The building illustrated was designed by Dunn and Findlay in 1899 as Edinburgh Central Hall. The style was described as a free treatment of French Renaissance.
The seriousness of the Wesleyan purpose in Edinburgh is surely illustrated by the fact that £20,000 was paid to buy the ground and the school and two blocks of new tenements which had been built on it.
As was normal with central halls, the street and basement floors were planned as business premises, the rent from which would finance the work of the Mission, which occupied the upper floors. The hall on the first floor was designed to accommodate 1,600 to 1,700 people.
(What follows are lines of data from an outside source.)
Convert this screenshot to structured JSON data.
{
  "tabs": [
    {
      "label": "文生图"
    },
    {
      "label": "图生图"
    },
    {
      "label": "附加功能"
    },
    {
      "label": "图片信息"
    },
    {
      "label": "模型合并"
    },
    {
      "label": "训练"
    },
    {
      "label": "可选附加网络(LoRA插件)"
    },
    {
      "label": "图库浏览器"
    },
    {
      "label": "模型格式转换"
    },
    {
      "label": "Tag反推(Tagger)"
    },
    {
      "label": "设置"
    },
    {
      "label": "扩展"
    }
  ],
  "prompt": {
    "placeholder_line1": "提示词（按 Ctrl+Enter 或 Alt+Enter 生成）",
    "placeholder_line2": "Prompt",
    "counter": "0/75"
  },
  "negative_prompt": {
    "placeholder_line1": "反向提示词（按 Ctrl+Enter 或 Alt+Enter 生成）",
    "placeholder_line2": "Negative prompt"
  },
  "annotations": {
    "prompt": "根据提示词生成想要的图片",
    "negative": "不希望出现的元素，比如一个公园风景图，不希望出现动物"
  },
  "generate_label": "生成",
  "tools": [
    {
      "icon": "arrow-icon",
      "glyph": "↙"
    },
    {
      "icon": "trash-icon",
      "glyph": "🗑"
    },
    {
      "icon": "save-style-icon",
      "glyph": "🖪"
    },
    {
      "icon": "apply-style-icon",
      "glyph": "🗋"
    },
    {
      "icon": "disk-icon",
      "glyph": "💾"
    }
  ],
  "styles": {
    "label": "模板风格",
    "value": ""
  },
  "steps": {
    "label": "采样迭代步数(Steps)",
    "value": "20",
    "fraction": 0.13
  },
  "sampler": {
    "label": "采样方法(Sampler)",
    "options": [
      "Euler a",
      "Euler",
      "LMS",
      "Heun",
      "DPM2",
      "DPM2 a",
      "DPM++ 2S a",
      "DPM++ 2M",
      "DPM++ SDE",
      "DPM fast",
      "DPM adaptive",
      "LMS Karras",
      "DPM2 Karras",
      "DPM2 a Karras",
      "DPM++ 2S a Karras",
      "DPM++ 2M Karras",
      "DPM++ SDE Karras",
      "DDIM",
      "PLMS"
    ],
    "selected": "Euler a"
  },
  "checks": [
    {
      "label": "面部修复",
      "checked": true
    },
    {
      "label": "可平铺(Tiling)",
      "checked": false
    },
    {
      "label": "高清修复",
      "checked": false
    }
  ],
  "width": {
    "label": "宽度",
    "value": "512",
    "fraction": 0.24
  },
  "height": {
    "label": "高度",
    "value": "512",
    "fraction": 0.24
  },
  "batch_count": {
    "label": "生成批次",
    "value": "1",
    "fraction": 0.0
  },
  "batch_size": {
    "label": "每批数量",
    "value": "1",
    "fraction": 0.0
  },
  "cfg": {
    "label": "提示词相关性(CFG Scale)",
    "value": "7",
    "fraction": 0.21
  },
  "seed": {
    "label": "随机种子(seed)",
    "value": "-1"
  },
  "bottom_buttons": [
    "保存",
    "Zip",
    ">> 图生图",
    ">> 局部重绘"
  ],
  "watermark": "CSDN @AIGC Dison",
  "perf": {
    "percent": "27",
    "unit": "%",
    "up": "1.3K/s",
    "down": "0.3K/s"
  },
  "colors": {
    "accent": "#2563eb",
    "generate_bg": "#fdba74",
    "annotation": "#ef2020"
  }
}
Another hall on the same floor could accommodate a further 280. On the upper floors were classrooms, stores and a caretaker’s house.
The whole scheme cost £40,000.
Further information about the Mission or Central Hall would be appreciated.
Reference: The Building News 1899, pp 46 and 539